Chinese virus: new case in Seoul. Fears of outbreak linked to Lunar New Year
by Wang Zhicheng

The victim is a 35-year-old woman who visited Wuhan, considered the epicenter of the infection. In addition to South Korea and China, there are infected in Japan and Thailand. Over 130 new infections and one more death in Wuhan. Infections revealed in Beijing, Shenzhen and Zhejiang. The fear of a new Sars.


Beijing (AsiaNews) - The South Korean authorities confirmed the presence of the first case of Chinese virus, originating in the city of Wuhan this morning). With the cases already reported in Japan and Thailand, it is feared that the virus, similar to Sars in creating breathing difficulties, will spread throughout Asia, especially at the lunar New Year. This is when hundreds of millions of Chinese go on vacation abroad or to return to their villages of origin, increasing the chances of infection.

The first patient in South Korea is a 35-year-old woman from Wuhan (Hubei), discovered at the airport with symptoms of fever and breathing difficulties. The woman was immediately placed in quarantine and checks were made on the passengers and crew who traveled with her. The woman had previously been to the hospital in Wuhan for these symptoms.

Meanwhile, Chinese authorities have confirmed that another person has died from the virus, bringing the official death toll to three. They also announced - for the first time - that there are infections in other areas of China. The National Health Commission revealed that two infected people were discovered in Beijing and one in Shenzhen. Other suspected cases, pending confirmation, are eight people in Shenzhen, quarantined, and five in Zhejiang.

Wuhan authorities said another 130 and more new infections were discovered last weekend, bringing the total to 198 in central China alone.

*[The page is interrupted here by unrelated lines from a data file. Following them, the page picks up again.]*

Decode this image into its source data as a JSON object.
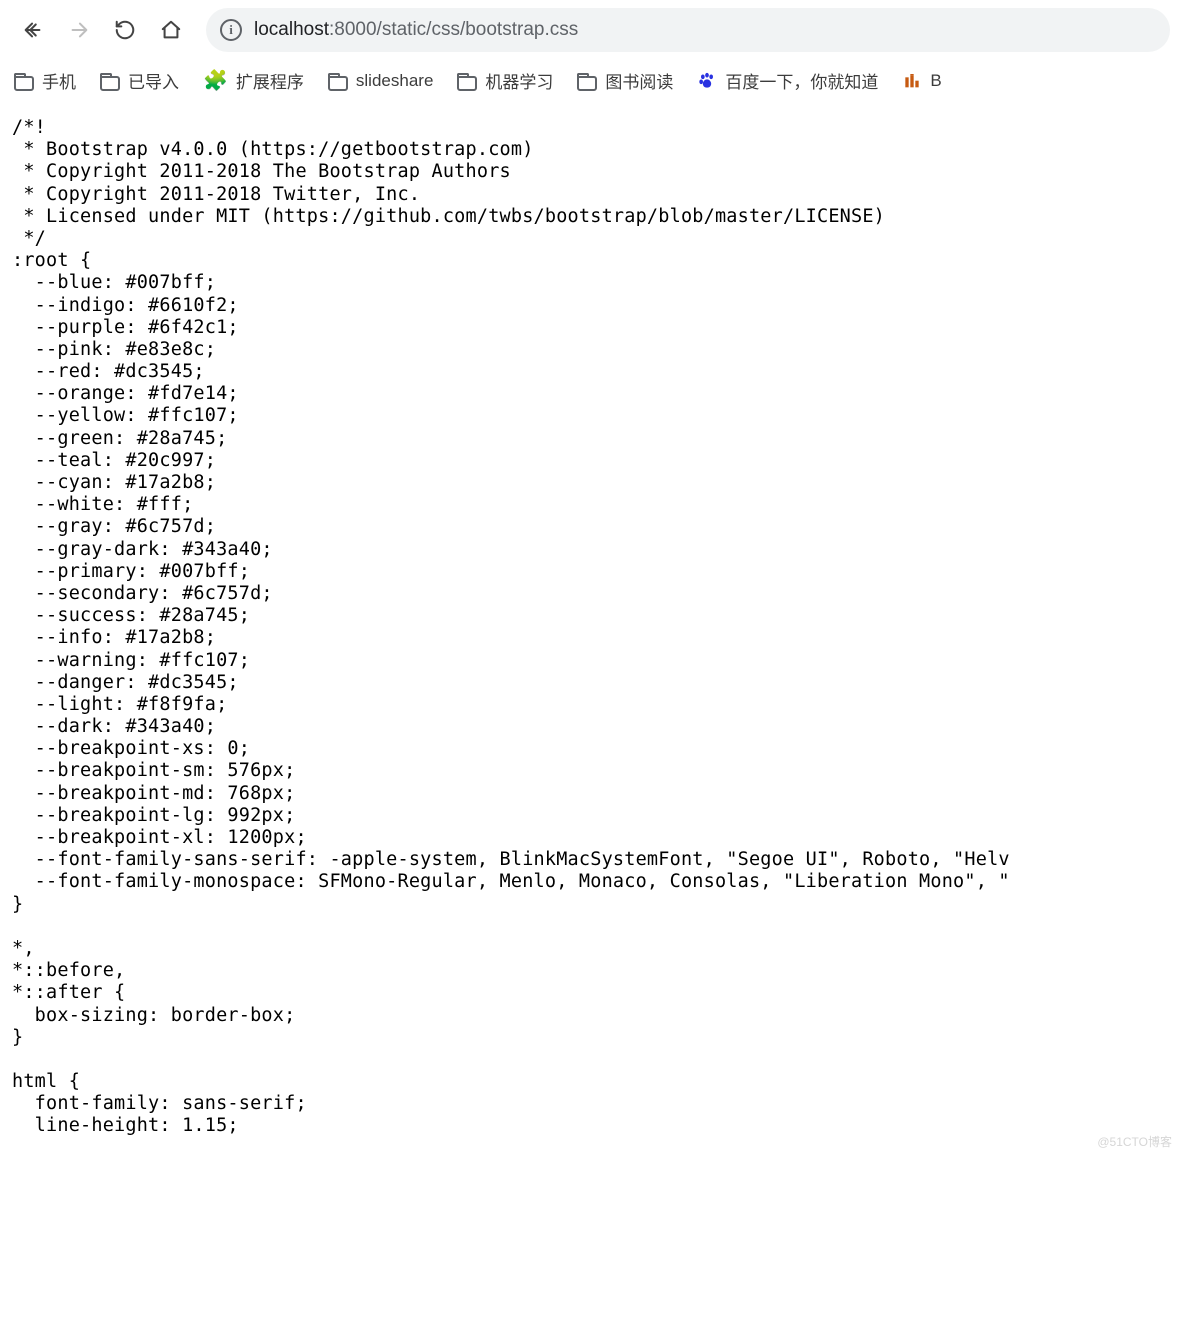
{
  "url": {
    "host": "localhost",
    "port_path": ":8000/static/css/bootstrap.css"
  },
  "bookmarks": [
    {
      "label": "手机",
      "icon": "folder"
    },
    {
      "label": "已导入",
      "icon": "folder"
    },
    {
      "label": "扩展程序",
      "icon": "puzzle"
    },
    {
      "label": "slideshare",
      "icon": "folder"
    },
    {
      "label": "机器学习",
      "icon": "folder"
    },
    {
      "label": "图书阅读",
      "icon": "folder"
    },
    {
      "label": "百度一下，你就知道",
      "icon": "baidu"
    },
    {
      "label": "B",
      "icon": "city"
    }
  ],
  "file_content": "/*!\n * Bootstrap v4.0.0 (https://getbootstrap.com)\n * Copyright 2011-2018 The Bootstrap Authors\n * Copyright 2011-2018 Twitter, Inc.\n * Licensed under MIT (https://github.com/twbs/bootstrap/blob/master/LICENSE)\n */\n:root {\n  --blue: #007bff;\n  --indigo: #6610f2;\n  --purple: #6f42c1;\n  --pink: #e83e8c;\n  --red: #dc3545;\n  --orange: #fd7e14;\n  --yellow: #ffc107;\n  --green: #28a745;\n  --teal: #20c997;\n  --cyan: #17a2b8;\n  --white: #fff;\n  --gray: #6c757d;\n  --gray-dark: #343a40;\n  --primary: #007bff;\n  --secondary: #6c757d;\n  --success: #28a745;\n  --info: #17a2b8;\n  --warning: #ffc107;\n  --danger: #dc3545;\n  --light: #f8f9fa;\n  --dark: #343a40;\n  --breakpoint-xs: 0;\n  --breakpoint-sm: 576px;\n  --breakpoint-md: 768px;\n  --breakpoint-lg: 992px;\n  --breakpoint-xl: 1200px;\n  --font-family-sans-serif: -apple-system, BlinkMacSystemFont, \"Segoe UI\", Roboto, \"Helv\n  --font-family-monospace: SFMono-Regular, Menlo, Monaco, Consolas, \"Liberation Mono\", \"\n}\n\n*,\n*::before,\n*::after {\n  box-sizing: border-box;\n}\n\nhtml {\n  font-family: sans-serif;\n  line-height: 1.15;",
  "watermark": "@51CTO博客"
}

According to the World Health Organization, the virus may have originated in the seafood or animal market in Wuhan. Several experts say that there would  already be over 1700 infected in China alone.

Korea-virus.png